In picture book, The Most Magnificent Thing by Ashley Spires, a girl, with her cute little dog as an assistant, decides to create the most magnificent thing. She sets up a workshop on the sidewalk outside her brownstone and begins her innovation. The resulting, supposed masterpiece, falls far short of her vision. She keeps tinkering with the concept, attempting to get it right, but to no avail. Frustrated she carries on, smashing the rejected items and hurting her finger in the process. Her assistant urges her to take him for a walk which calms her nerves. When she returns, she notices that there are elements from each of her designs that are actually usable. She sets out once again, this time taking bits and pieces from the previous projects to successfully complete the “almost” magnificent thing. It has flaws, but it is her creation and, in her eyes, still magnificent. The kindly neighbors are able to use the leftover pieces for their own personal needs, showing that ones person’s trash is another’s treasure.
Spires’ colorful descriptive language and alliterative cadence gives the story a nice touch, especially for a read-a-loud book. This wordage, combined with the compelling illustrative caricatures, adds another dimension, with the delightful sidekick dog providing a few laughs as an aside to the main theme. Children (and adults) will relate to the topic, recalling their own attempts at innovation which have fallen short, and The Most Magnificent Thing will hopefully inspire then to persevere and not give up hope in such circumstances. While the destructive behavior of the girl should not be condoned, the end result of her tantrum is positive. I admire the way the author models the concept of taking a break when a situation gets frustrating and demonstrates that physical exertion, such as walking, is good for settling the nerves when agitated. Children need to develop coping skills as well as realize that nobody is perfect and we all make mistakes, so it would be a good book to read to children who are struggling with such issues. Further uses include introducing the concept of creativity, especially at schools which sponsor some sort of Invention Convention in the elementary grades. It’s a shame we have to note that this book is about a GIRL who liked to invent things when stories such as this should be commonplace, not unique. An excellent addition to any library.

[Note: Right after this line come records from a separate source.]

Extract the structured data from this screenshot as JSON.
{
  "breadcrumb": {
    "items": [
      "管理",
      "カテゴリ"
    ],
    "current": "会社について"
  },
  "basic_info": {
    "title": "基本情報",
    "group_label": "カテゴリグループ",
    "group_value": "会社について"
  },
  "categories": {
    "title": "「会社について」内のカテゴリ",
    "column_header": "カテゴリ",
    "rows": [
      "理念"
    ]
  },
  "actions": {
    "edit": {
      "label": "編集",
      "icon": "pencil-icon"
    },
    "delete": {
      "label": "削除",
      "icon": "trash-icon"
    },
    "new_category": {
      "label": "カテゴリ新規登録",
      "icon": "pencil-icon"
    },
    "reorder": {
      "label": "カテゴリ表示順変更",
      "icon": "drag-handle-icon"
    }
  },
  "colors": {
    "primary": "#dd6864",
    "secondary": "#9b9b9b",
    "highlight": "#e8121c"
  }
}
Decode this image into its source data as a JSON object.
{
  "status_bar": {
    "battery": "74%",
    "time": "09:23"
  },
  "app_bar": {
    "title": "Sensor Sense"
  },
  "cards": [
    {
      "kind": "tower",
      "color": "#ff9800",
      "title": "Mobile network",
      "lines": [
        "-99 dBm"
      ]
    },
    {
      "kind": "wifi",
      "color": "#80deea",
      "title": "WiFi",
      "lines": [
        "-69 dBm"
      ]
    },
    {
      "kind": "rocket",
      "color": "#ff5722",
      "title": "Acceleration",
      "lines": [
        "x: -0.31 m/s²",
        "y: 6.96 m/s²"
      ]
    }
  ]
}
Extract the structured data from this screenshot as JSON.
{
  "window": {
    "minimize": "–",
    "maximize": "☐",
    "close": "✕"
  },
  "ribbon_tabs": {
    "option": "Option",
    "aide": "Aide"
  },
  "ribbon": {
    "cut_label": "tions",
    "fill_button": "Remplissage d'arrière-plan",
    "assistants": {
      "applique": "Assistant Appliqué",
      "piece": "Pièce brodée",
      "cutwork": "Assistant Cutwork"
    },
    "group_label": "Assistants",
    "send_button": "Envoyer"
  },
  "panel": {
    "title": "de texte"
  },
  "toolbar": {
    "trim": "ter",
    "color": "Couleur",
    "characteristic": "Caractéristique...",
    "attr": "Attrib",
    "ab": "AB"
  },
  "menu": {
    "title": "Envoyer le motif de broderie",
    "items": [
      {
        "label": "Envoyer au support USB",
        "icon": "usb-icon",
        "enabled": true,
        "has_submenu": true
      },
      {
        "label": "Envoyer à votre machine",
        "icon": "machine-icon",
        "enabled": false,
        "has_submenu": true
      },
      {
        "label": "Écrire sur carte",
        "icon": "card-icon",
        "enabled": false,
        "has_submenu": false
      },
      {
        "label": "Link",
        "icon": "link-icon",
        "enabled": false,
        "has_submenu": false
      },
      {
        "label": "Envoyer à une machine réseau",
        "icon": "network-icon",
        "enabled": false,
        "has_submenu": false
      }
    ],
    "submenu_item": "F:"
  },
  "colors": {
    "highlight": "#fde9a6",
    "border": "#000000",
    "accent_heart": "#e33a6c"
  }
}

Four and a half stars and a thank you to Netgalley and Kids Can Press for providing me with this ARC in exchange for an honest review.